The agenda for Wednesday’s Jefferson Parish Council meeting appears to be unremarkable: alcohol permit applications, a number of bids and contracts up for consideration and a call for an executive session.
What it doesn't include is anything related to what is sure to be the elephant in the room: allegations that Parish President Mike Yenni sent sexually explicit texts last year to a 17-year-old boy while campaigning for the post he now occupies.
Councilwoman Cynthia Lee-Sheng said that while there is no item on the agenda addressing the issue, she expects it to be brought up by constituents. And she thinks Yenni should respond.
“I do think it will come up tomorrow from the public, and I do think he’ll have to respond to the public,” she said Tuesday.
Councilman Chris Roberts agreed.
“At some point, there is going to have to be a statement coming from him addressing the public,” he said. “The feedback all of us are getting at this point is that’s what is expected, that this can’t just be left alone. I don’t think that’s going to work. At some point he’s going to have to address it.”
Yenni has been publicly silent since Thursday, when WWL-TV, citing sources, reported that the FBI has interviewed at least four people about texts Yenni sent to the young man, whom he met at an event at Jesuit High School. One of the texts included a proposal for group sex involving the two of them and a third person.
WWL spoke to the youth but did not identify him by name in the report.
The teenager told the station he met Yenni, who is married, in 2015, when Yenni was mayor of Kenner. The youth said Yenni later met him at a mall food court where the youth worked, gave him some designer underwear and briefly kissed him in the restroom.
The FBI has been looking into allegations that Jefferson Parish President Mike Yenni sent se…
A spokesman said Yenni would not comment on the matter because he has not been contacted by any law enforcement organization and doesn’t believe he has violated any laws.
If the issue does come up Wednesday, it could be during the portion at the end of the meeting when constituents are allowed to raise any topic of interest. There also has been talk that some people might picket outside the meeting and call on Yenni to resign.
Councilwoman Jennifer Van Vrancken said she thinks the ball is in Yenni’s court, not the council’s, because the matter doesn’t involve parish funds or property.
“At this point, it is a personal matter,” she said. “It is for the parish president to address.

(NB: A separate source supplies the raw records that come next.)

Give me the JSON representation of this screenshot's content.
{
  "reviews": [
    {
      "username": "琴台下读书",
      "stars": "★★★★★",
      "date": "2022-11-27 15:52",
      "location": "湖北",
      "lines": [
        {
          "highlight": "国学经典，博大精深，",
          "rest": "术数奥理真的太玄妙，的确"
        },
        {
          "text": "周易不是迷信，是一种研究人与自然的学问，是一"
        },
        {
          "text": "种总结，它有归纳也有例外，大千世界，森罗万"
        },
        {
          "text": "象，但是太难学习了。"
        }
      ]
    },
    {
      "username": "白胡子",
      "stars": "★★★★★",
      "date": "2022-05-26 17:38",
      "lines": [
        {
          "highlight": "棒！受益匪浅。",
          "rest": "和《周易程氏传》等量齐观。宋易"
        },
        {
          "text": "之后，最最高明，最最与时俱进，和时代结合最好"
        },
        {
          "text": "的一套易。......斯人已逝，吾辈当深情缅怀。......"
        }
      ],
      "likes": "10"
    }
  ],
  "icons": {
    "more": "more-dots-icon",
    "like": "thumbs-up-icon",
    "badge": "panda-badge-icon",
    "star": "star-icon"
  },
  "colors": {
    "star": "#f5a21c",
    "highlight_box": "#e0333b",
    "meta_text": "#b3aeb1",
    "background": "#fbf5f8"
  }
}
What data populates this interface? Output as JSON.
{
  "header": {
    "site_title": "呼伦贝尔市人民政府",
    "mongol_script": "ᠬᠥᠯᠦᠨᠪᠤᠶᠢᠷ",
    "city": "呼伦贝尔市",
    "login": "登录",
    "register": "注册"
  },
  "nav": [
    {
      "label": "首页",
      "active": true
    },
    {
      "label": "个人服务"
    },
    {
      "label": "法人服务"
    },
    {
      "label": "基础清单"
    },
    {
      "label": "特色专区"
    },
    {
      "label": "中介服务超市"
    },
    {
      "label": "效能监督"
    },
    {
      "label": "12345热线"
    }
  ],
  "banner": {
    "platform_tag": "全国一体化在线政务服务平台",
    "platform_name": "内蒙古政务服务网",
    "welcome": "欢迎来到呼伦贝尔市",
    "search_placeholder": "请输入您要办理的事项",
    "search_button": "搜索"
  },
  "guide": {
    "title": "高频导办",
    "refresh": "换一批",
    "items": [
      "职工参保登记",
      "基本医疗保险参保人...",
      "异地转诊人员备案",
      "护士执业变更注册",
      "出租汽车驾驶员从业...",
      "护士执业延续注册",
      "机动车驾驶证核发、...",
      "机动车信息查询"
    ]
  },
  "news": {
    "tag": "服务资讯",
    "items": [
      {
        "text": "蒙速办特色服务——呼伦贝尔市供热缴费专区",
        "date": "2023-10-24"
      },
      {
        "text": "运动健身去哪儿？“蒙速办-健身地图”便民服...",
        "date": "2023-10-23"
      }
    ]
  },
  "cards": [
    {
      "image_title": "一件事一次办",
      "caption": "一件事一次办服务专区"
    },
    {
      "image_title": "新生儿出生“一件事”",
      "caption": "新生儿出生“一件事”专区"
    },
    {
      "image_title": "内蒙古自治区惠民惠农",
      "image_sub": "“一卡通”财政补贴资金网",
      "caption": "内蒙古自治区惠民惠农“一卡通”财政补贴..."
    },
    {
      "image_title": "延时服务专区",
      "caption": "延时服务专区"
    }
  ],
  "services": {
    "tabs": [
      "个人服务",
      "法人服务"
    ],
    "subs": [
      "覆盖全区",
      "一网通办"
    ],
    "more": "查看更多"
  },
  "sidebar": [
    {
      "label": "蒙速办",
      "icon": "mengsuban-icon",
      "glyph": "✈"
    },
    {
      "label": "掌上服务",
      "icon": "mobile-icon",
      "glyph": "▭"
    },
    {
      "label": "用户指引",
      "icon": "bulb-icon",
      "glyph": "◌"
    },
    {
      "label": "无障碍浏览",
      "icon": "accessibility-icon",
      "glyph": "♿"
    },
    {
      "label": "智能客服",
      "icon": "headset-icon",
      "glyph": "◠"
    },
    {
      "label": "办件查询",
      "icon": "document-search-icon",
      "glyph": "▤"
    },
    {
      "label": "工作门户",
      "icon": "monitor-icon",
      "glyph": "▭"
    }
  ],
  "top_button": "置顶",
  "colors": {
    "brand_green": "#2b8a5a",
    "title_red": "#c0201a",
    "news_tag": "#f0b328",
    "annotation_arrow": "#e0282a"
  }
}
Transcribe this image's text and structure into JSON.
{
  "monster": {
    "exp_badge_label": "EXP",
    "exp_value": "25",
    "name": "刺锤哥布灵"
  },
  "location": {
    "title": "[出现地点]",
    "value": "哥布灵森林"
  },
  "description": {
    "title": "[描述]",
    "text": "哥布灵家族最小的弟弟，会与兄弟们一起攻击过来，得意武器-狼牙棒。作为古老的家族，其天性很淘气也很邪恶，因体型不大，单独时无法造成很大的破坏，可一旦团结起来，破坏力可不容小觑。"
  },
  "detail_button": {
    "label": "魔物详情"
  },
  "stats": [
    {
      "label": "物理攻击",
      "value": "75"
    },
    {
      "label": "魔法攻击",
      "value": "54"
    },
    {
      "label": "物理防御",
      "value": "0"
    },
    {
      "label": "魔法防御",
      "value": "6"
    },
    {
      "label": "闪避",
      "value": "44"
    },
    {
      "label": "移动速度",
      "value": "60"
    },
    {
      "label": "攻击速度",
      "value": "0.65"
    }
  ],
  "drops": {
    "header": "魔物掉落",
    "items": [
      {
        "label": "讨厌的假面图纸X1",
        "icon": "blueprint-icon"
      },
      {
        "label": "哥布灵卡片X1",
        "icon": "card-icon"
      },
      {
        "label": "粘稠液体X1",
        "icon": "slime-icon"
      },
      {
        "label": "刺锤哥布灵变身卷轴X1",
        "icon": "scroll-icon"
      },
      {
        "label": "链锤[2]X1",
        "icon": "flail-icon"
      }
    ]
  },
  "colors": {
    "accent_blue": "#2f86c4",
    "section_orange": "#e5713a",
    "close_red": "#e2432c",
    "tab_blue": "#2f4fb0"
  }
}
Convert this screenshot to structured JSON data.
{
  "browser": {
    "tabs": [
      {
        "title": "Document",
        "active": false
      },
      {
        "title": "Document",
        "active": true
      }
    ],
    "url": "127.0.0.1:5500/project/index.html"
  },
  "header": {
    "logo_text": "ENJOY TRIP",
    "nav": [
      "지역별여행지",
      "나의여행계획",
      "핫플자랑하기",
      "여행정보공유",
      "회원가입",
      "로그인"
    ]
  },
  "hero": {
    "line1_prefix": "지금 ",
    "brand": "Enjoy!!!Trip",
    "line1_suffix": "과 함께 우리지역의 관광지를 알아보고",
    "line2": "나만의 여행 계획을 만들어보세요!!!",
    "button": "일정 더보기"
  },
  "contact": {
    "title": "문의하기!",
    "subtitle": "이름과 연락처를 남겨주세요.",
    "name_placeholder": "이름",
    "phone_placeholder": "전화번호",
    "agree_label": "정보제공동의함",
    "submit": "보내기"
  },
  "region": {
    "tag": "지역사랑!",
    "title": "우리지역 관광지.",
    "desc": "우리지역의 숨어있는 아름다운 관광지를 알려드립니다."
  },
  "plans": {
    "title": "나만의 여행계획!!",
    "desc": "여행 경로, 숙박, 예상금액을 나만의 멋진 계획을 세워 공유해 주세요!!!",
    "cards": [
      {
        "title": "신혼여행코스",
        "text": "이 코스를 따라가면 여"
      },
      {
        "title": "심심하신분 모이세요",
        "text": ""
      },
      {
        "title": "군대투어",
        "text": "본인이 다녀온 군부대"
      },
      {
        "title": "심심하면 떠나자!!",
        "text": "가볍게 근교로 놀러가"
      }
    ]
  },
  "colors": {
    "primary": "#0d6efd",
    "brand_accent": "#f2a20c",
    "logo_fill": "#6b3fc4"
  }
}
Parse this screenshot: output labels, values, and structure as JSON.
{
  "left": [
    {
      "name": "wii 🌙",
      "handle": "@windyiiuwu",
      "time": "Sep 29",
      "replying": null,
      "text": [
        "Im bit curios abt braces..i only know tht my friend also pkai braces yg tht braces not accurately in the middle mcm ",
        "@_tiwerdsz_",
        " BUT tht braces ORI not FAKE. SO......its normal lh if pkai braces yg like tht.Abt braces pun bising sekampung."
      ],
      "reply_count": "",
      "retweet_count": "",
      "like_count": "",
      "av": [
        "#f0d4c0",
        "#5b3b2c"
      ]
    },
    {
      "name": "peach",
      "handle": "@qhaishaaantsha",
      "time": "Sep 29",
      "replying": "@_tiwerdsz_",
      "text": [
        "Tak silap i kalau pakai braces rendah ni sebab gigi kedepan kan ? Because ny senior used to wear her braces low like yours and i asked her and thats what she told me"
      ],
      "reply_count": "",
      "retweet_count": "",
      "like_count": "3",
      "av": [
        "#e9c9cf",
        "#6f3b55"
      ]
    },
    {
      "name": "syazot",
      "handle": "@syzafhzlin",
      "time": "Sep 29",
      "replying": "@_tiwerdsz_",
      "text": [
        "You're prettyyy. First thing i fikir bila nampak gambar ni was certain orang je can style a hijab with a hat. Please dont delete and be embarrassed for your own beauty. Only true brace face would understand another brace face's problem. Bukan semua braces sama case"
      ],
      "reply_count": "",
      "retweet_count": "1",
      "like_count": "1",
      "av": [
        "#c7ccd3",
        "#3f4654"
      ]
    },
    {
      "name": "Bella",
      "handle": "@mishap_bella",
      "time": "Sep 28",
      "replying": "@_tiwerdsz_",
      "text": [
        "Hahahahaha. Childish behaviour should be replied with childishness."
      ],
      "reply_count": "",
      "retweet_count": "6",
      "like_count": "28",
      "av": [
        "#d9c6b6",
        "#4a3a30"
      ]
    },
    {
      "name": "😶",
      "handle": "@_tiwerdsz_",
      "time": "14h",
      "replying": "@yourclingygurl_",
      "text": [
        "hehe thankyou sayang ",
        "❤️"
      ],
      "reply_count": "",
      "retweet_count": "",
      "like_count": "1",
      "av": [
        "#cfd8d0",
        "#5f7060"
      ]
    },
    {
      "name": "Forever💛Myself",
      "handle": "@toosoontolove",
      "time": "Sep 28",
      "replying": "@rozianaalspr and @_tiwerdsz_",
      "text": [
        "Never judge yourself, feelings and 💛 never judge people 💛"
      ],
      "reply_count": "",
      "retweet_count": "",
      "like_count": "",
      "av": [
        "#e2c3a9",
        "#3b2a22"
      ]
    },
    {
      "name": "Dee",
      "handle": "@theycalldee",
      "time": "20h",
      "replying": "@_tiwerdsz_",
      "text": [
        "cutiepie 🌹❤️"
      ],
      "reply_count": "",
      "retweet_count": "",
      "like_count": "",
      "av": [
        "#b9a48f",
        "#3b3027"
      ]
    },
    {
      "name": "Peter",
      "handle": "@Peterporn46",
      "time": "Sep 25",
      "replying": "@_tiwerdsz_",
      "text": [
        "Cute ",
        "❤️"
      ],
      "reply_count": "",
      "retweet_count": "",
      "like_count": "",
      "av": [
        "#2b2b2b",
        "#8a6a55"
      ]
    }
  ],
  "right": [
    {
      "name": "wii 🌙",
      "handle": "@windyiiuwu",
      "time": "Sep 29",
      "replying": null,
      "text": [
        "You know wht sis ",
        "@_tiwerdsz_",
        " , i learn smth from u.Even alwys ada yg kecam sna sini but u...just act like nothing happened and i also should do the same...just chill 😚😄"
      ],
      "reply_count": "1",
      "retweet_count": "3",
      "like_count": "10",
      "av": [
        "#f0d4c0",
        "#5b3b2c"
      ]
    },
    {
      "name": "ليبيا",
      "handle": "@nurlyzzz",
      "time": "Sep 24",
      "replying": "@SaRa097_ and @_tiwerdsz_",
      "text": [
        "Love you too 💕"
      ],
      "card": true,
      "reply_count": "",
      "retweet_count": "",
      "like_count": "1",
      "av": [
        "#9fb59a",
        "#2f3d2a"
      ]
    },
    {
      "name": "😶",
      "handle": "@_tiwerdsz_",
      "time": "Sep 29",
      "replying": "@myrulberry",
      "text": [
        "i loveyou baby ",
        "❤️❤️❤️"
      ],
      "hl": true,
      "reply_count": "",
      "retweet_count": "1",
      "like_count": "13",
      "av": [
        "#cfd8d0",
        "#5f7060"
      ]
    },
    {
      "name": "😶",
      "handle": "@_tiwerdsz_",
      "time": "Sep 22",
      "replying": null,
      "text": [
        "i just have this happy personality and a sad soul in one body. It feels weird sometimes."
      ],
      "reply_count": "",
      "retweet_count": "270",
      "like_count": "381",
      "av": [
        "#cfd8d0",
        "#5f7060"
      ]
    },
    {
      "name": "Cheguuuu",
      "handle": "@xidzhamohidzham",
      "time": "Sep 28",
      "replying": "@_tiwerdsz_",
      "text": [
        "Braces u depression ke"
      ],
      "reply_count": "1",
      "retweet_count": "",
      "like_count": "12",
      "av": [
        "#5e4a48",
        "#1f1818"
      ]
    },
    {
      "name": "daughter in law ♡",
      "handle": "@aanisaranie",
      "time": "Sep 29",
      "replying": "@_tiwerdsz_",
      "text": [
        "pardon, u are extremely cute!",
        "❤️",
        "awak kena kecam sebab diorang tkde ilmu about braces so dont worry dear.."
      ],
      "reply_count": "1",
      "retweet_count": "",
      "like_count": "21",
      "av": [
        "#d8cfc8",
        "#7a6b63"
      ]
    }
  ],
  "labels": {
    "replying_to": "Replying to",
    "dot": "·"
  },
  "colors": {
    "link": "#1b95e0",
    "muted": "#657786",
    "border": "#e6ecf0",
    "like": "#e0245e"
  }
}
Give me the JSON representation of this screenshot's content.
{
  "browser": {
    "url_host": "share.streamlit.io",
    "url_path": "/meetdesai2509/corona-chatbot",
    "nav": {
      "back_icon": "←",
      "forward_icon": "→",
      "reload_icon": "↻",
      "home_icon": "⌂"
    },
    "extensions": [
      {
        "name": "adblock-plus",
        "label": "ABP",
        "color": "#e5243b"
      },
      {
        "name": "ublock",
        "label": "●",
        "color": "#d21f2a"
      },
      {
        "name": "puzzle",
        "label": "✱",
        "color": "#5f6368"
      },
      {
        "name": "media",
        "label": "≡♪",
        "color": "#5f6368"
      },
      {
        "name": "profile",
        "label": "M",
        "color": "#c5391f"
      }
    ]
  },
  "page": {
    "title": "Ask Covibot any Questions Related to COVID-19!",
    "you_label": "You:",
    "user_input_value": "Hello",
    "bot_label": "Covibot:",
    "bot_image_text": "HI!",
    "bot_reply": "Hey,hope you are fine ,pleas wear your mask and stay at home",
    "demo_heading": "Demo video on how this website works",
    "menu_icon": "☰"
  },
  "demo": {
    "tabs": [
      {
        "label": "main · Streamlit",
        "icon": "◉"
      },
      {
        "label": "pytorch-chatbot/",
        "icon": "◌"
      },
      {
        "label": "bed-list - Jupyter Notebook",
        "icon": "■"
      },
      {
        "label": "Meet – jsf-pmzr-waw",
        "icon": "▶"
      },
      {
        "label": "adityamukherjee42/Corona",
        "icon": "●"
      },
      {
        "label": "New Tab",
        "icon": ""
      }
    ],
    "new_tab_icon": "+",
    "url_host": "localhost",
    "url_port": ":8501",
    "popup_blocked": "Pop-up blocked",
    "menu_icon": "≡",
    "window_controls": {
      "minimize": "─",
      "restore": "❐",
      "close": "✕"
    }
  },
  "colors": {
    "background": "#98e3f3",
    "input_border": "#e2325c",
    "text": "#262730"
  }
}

It is not, at this time, something that has a nexus with the business of parish government.”
The meeting will be held at Kenner City Hall, where the council meets once a year. It will begin at 9 a.m.
Yenni did not respond Tuesday to questions about whether he will attend the meeting or address the matter. He has been showing up to work at his parish office in Elmwood since the allegations were made public but has not spoken with reporters.
Earlier this week, U.S. Rep. Steve Scalise backed out of an Oct. 27 fundraiser for Yenni. The congressman, who is the No. 3 ranking Republican in the House and is from Metairie, said he found the allegations "deeply troubling."
News also emerged Tuesday that Jesuit High School officials had discouraged Yenni from attending the school's 2016 commencement luncheon, the event at which he first saw the youth in 2015.
Yenni purchased a table for this year's luncheon in April, but school officials sent word to him through a friend that his presence there would not be welcome, according to a source with knowledge of the conversation. Yenni did not attend the function, the source said.
The youth who exchanged the texts with Yenni was 17 and a graduating senior at Jesuit at the time of the 2015 luncheon. He is now 19 and a sophomore in college.
Yenni is an alumnus of Jesuit and had been a regular at the school’s annual commencement luncheons. School officials became aware of the allegations about Yenni and the former student months before this year’s event, the source said.
Tom Bagwill, director of institutional advancement for Jesuit, did not return calls seeking comment Tuesday.
The allegations about Yenni very nearly surfaced in last year’s election for the parish’s highest office, when Yenni faced off against Elton Lagasse, a parish councilman and former parish schools superintendent.
A couple of months after the election, in late January, Lagasse sent a letter to Archbishop Gregory Aymond containing a report his campaign had received about Yenni’s interactions with a student he met through Jesuit. The letter urged Aymond to investigate Yenni.
“As a grandfather of a child in a Catholic school, I am very concerned about the potential for future incidents of misconduct by Mr. Yenni should these allegations be confirmed by your investigation,” Lagasse wrote to Aymond.
Lagasse’s letter also predicted that Yenni “will certainly be attending many functions at schools in the parish.”
A Feb. 4 letter to Lagasse signed by Aymond — who officiated at Yenni’s wedding in 2011 and gave the invocation at his inauguration — said: “I appreciate receiving this information. As you know, we take such allegations very seriously.”
Yenni could not be reached for comment Tuesday on the Jesuit event.
Staff writers Gordon Russell and Ramon Antonio Vargas contributed to this story.